As an organization committed to reaching a day when every pet will have a loving home, it goes without saying that Best Friends encourages everyone who is looking to bring a pet into the family to choose adoption over purchase. Although we recognize that there are caring and reputable private breeders who breed responsibly and ethically, it's difficult for us to endorse any kind of breeding while so many animals are dying in shelters.
If you feel that you are ready for a lifetime commitment to a dog, do your homework and ask lots of questions. If you ever have problems with your dog's health, training or behavior, get professional help from a veterinarian, trainer or behaviorist.
Part 2: A Good Fit
So, you've decided that you're going to get a dog. How do you choose a dog who will be a good fit for you and your lifestyle? Consider the following:
- Activity level of the household: Do you want an exercise partner or a couch potato?
- Free time: If you work long hours away from home, it doesn’t mean you can't have a pet, but you might want to consider getting a cat who’s independent or an older dog who is comfortable being home and relaxing all day.
- Housing: If you live in an apartment, neighbors may complain about pet noises.
- Age of the pet: Many people want to get a puppy to start with a “clean slate,” but an older pet already has an established personality and behaviors, which means it can be easier to find the perfect fit. An adult dog may already be house-trained and may not have a puppy’s destructive behaviors.
- Medical needs: You’ll need to keep up with basic vaccines and checkups at the vet. Does the pet have other medical concerns that must be addressed?
When you contact the shelter or rescue group from which you’re considering adopting, ask plenty of questions and give details about what type of dog you are looking for. Most rescue groups are foster-based, which means their pets have been living in homes, providing an opportunity for you to ask questions about how the dog has fared in a home setting.
Before going to meet a potential canine candidate, read Dog Body Language to help you recognize the dog's comfort level. When you go to meet the dog, take some high-value treats to start the dog’s positive association with you.
If you have children or other people you live with, it’s a good idea to bring them to the shelter or rescue group when you’re meeting the dog. You want to see how the dog reacts to everyone (introduce one person at a time) and whether everyone is comfortable with the dog.

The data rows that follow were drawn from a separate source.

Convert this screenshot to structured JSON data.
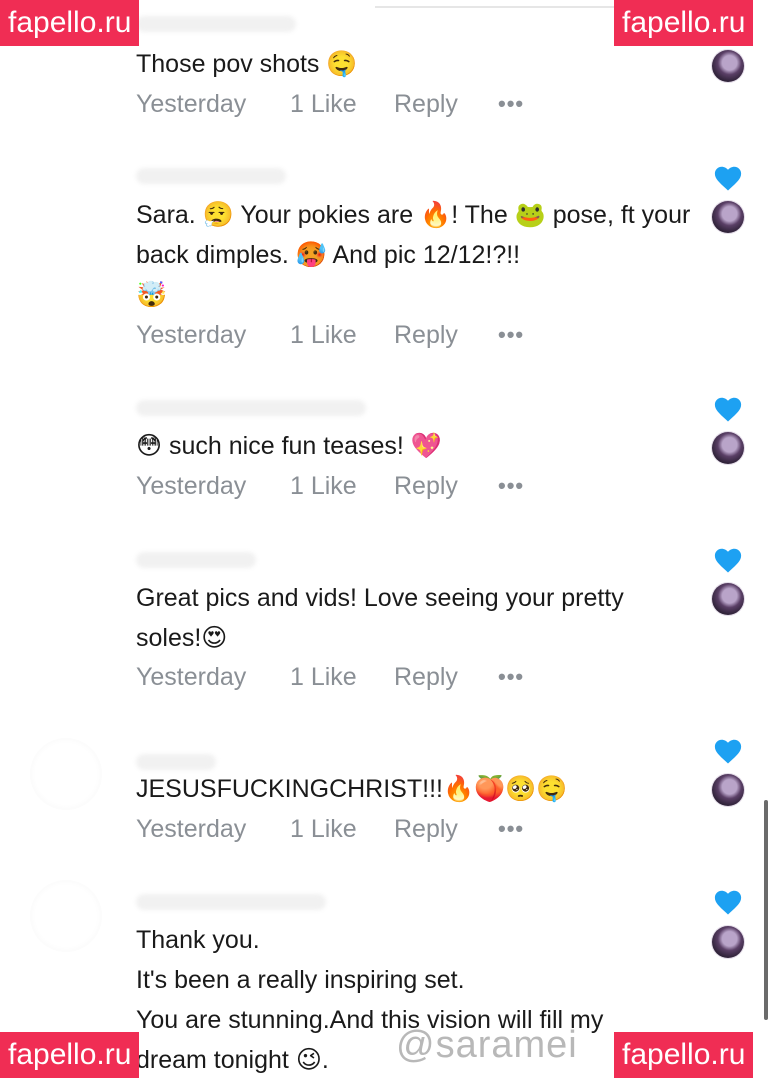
{
  "watermark": {
    "site": "fapello.ru"
  },
  "handle": "@saramei",
  "colors": {
    "heart": "#1da1f2",
    "watermark_bg": "#f02d54",
    "meta_text": "#8a8f95"
  },
  "comments": [
    {
      "text": "Those pov shots 🤤",
      "time": "Yesterday",
      "likes": "1 Like",
      "reply": "Reply",
      "more": "•••",
      "liked": false
    },
    {
      "text": "Sara. 😮‍💨 Your pokies are 🔥! The 🐸 pose, ft your back dimples. 🥵 And pic 12/12!?!!\n🤯",
      "time": "Yesterday",
      "likes": "1 Like",
      "reply": "Reply",
      "more": "•••",
      "liked": true
    },
    {
      "text": "😳 such nice fun teases! 💖",
      "time": "Yesterday",
      "likes": "1 Like",
      "reply": "Reply",
      "more": "•••",
      "liked": true
    },
    {
      "text": "Great pics and vids! Love seeing your pretty soles!😍",
      "time": "Yesterday",
      "likes": "1 Like",
      "reply": "Reply",
      "more": "•••",
      "liked": true
    },
    {
      "text": "JESUSFUCKINGCHRIST!!!🔥🍑🥺🤤",
      "time": "Yesterday",
      "likes": "1 Like",
      "reply": "Reply",
      "more": "•••",
      "liked": true
    },
    {
      "text": "Thank you.\nIt's been a really inspiring set.\nYou are stunning.And this vision will fill my dream tonight 😉.",
      "liked": true
    }
  ]
}
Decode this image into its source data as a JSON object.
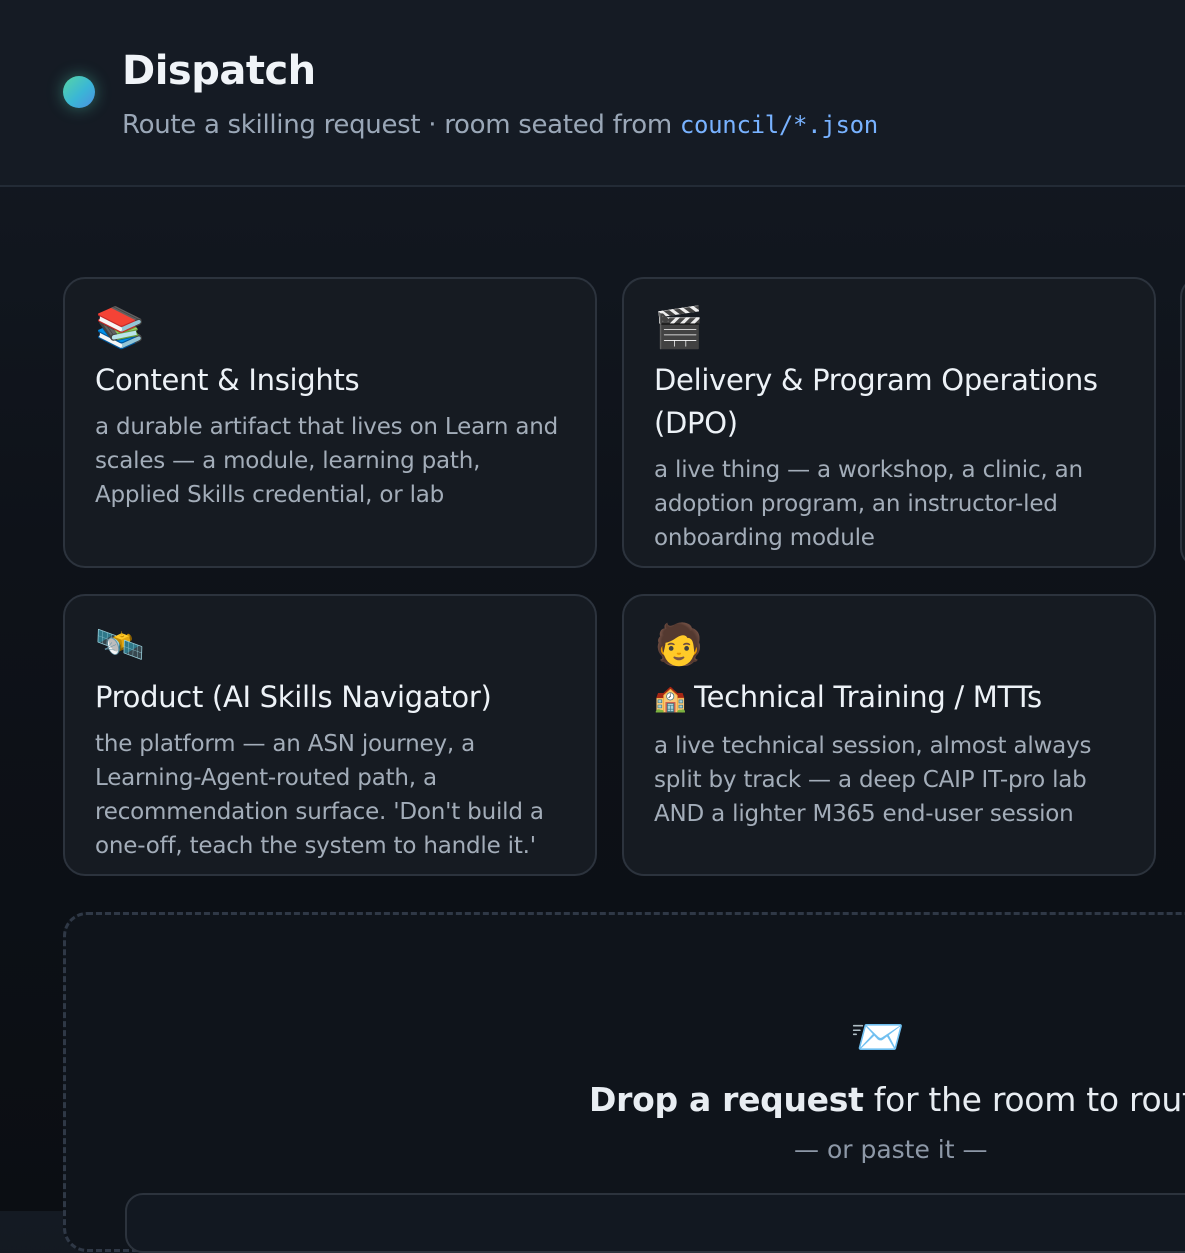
{
  "header": {
    "title": "Dispatch",
    "subtitle_prefix": "Route a skilling request · room seated from ",
    "subtitle_code": "council/*.json"
  },
  "cards": [
    {
      "icon": "📚",
      "icon_name": "books-icon",
      "title": "Content & Insights",
      "description": "a durable artifact that lives on Learn and scales — a module, learning path, Applied Skills credential, or lab"
    },
    {
      "icon": "🎬",
      "icon_name": "clapperboard-icon",
      "title": "Delivery & Program Operations (DPO)",
      "description": "a live thing — a workshop, a clinic, an adoption program, an instructor-led onboarding module"
    },
    {
      "icon": "🛰️",
      "icon_name": "satellite-icon",
      "title": "Product (AI Skills Navigator)",
      "description": "the platform — an ASN journey, a Learning-Agent-routed path, a recommendation surface. 'Don't build a one-off, teach the system to handle it.'"
    },
    {
      "icon": "🧑",
      "icon_name": "person-icon",
      "title_icon": "🏫",
      "title_icon_name": "school-icon",
      "title": "Technical Training / MTTs",
      "description": "a live technical session, almost always split by track — a deep CAIP IT-pro lab AND a lighter M365 end-user session"
    }
  ],
  "dropzone": {
    "icon": "📨",
    "icon_name": "incoming-envelope-icon",
    "title_bold": "Drop a request",
    "title_rest": " for the room to route",
    "or_text": "— or paste it —"
  }
}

Keep in mind that the shelter is a stressful place, and even if the dog has been in foster care, not all dogs acclimate quickly to a new home environment, new people and new routines. It is not uncommon for a dog to settle into a new home and exhibit previously unknown behaviors. If any of the behaviors are concerning, please seek assistance from a trainer.
In fact, socialization is a lifelong process. All dogs should be socialized throughout their lifetimes to become and stay relaxed and comfortable in different situations. Even if you are not a very social person, you should help your dog to trust some other people, since the more social the dog is, the safer the dog will be in our human world. Most bites happen when a dog is fearful.
Having a great relationship with your dog is based on building a foundation of trust. If you read through the rest of the resources in this library, you can help to set a dog up for great success as a member of your family for life. Remember, you will be responsible for this dog's behavior wherever he goes and with whoever he meets. Keep him happy, healthy and safe.